Turkish football mourns loss of Lefter Küçükandonyanis
ISTANBULThousands of football fans packed into Istanbul’s Şükrü Saracoğlu Stadium yesterday to pay a final tribute to the legendary Lefter Küçükandonyadis.
Fenerbahçe icon Lefter, nicknamed “Ordinaryüs” (distinguished professor), died from heart failure at the age of 86 on Jan. 13, much to the sorrow of millions of football fans in the country.
Yesterday, Şükrü Saracoğlu Stadium was filled with not only Fenerbahçe fans, but supporters of several other clubs, including the team’s fierce rivals, Galatasaray and Beşiktaş.
Fenerbahçe released a statement calling for “fans of all teams to come to Şükrü Saracoğlu” to pay their final dues to the football legend.
“Today we have fans with many different colors [of jerseys] in the stands,” Fenerbahçe Vice Chairman Ali Koç said at the ceremony yesterday. “Thanks to everyone who came here to share our pain. It is so good to have you all here.”
Apart from the Fenerbahçe board, Prime Minister Recep Tayyip Erdoğan, who is known as a Fenerbahçe supporter, Turkish Minister for EU Affairs Egemen Bağış and Istanbul deputy and former Galatasaray player Hakan Şükür were also present.
Some fans booed Erdoğan, who is not a popular figure among Fenerbahçe fans currently due to the ongoing match-fixing investigation that has especially focused on Fenerbahçe.
The investigation has seen Fenerbahçe Chairman Aziz Yıldırım and three other club members jailed pending trial and put the team’s 2011 Super League championship in doubt.
Last week while hospitalized, Lefter sent an emotional letter to Yıldırım, saying he “wanted to visit him” in the prison. “[But] damn it, [the doctors] won’t let me.”
One of the most important players in Turkish football history, Lefter, son of a father of Greek descent and a Turkish mother, had many records to his name.
Known for his classy dribbling and scoring abilities, he scored 423 goals in 615 matches during two separate spells at Fenerbahçe between 1947 and 1951 before a second stint from 1953 to 1964.
His transfer to Italian heavyweight Fiorentina in 1951 was the first time an international team paid a Turkish club to sign a Turkish footballer.
The current holder of Fenerbahçe’s coveted “number 10,” captain Alex de Souza, attended the ceremony yesterday and said Lefter’s loss “hurt him.”
“I am deeply sorrowed that Lefter passed away,” he said through a translator. “But people like that never die. Big clubs such as Fenerbahçe never let those icons die. I promise that I will never let the jersey, which he wore, down.”
WHY LEFTER WAS IRREPLACEABLE FOR FOOTBALL FANS
Çetin Cem Yılmaz - ISTANBUL
It might be tough to tell outsiders why thousands of football fans have been mourning since receiving news of the death of a footballer that they have never seen in action.
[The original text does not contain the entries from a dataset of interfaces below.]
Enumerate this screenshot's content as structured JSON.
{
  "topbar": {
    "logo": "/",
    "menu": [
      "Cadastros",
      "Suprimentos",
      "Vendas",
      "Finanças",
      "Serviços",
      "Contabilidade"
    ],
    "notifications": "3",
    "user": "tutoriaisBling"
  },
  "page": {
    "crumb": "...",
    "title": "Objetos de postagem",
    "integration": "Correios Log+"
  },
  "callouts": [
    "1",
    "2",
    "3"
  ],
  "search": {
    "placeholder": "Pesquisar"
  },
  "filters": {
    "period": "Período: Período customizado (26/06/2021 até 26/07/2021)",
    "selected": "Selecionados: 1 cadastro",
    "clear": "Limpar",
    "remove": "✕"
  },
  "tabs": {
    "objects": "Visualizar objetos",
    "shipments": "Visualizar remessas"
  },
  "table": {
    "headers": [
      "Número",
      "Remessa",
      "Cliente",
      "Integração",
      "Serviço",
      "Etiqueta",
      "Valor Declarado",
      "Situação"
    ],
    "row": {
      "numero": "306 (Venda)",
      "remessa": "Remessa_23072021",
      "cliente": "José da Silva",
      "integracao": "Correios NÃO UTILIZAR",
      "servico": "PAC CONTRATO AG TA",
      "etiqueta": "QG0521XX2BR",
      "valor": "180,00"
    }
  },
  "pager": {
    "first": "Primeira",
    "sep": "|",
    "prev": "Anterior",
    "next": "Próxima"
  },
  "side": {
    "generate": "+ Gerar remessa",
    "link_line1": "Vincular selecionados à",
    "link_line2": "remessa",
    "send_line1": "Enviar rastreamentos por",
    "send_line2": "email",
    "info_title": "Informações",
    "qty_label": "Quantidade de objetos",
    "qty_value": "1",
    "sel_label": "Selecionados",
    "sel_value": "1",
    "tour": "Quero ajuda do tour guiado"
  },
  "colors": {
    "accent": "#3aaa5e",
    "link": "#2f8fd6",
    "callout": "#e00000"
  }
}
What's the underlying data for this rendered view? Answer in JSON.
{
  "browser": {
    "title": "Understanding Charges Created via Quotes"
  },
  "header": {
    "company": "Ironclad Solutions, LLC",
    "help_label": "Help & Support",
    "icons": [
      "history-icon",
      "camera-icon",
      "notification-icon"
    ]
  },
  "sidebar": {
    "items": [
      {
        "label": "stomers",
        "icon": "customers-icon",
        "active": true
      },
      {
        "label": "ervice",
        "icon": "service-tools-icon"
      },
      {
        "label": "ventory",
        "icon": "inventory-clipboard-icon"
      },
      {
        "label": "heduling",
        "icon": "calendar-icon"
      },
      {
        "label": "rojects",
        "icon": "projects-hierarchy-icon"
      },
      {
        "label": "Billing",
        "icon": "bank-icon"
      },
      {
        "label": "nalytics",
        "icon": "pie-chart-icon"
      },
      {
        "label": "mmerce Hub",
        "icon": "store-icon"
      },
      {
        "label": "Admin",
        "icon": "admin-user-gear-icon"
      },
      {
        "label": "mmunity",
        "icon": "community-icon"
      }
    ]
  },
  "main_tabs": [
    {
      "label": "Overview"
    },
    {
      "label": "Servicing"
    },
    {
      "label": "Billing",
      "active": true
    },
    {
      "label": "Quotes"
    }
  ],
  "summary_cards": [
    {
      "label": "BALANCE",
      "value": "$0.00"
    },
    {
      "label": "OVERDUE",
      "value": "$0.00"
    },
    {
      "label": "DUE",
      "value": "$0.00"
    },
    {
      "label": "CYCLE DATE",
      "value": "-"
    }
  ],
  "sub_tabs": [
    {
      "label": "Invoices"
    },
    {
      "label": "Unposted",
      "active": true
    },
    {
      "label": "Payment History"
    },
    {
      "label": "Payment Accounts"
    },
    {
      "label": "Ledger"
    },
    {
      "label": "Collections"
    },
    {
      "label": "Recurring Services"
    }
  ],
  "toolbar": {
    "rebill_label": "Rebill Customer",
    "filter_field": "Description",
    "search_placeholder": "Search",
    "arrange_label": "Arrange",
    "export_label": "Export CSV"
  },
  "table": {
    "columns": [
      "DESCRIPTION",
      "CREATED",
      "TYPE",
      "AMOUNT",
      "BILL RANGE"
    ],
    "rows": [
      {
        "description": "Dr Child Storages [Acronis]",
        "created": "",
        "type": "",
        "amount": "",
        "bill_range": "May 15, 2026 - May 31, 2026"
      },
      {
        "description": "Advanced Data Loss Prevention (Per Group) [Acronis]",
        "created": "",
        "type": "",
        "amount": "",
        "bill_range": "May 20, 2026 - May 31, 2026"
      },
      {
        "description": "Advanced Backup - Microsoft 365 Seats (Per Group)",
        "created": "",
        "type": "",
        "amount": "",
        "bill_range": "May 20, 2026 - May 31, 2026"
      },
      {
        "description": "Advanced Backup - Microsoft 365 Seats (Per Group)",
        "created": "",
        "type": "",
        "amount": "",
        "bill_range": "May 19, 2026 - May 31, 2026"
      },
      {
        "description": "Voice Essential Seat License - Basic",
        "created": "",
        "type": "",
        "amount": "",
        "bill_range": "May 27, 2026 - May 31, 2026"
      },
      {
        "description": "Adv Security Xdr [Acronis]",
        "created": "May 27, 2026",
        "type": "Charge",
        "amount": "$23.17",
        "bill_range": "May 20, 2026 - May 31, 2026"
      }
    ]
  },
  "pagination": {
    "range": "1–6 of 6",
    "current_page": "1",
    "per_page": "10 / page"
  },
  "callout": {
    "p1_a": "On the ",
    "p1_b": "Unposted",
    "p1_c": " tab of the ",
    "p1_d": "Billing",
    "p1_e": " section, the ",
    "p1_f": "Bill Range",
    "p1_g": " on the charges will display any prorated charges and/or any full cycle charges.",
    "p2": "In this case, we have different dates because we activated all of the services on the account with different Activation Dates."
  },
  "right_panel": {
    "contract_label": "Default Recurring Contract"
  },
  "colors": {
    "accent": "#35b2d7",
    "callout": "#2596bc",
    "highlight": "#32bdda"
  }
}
Why Lefter Küçükandonyadis meant a lot to football fans, not only to the supporters of his Fenerbahçe, but to all lovers of the beautiful game, transcends today’s football fans.
Lefter, one of the biggest legends in Turkish football history, departed us Jan. 13, joining the likes of Metin Oktay and Hakkı Yeten. Like “Metin the King” and “Hakkı the Godfather,” who were almost synonymous with Galatasaray and Beşiktaş, respectively, Lefter was everything to Fenerbahçe. And fans of every other team loved him for that.
Lefter, like Metin and Hakkı, was one of those players whose memories were passed on to the next generations like a family heritage. Fathers proudly told semi-mythical stories to their sons to inject their football love – just like they were taught by their fathers too.
The great Küçükandonyadis, or Antoniadis with his Greek father’s surname, was the last of the legends in Turkish football because his stories were not from the era when the game was televised. They were not earning millions and living in villas, they were not living in the higher streets than the fans of the games were. They were wearing jerseys which had nothing else on them other than the colors, the badges and the numbwers. The love for Lefter goes to show that fans miss the days when football was not tainted by money and suit-wearing men off the pitch.
It was always said that Lefter, who was the object of the fans’ chant “Ver Lefter’e, yazsın deftere” (Pass it to Lefter and add one to the ledger), loved dribbling. He would dribble past one, then another, and then stop by to wait for the first to come again. He was from a time when winning did not mean everything, but winning with style and elegance did.
Lefter was a symbol that love for the beauty of the game can fit perfectly well with competition and success. This is something clearly not belonging to today’s game, but Lefter’s departure was reminiscent of what the game has been, and how beautiful and pure it could be. The fact that he is now gone can either be taken as a bitter reminder that those days are gone or a good wake-up call for the remaining fans of the beautiful game.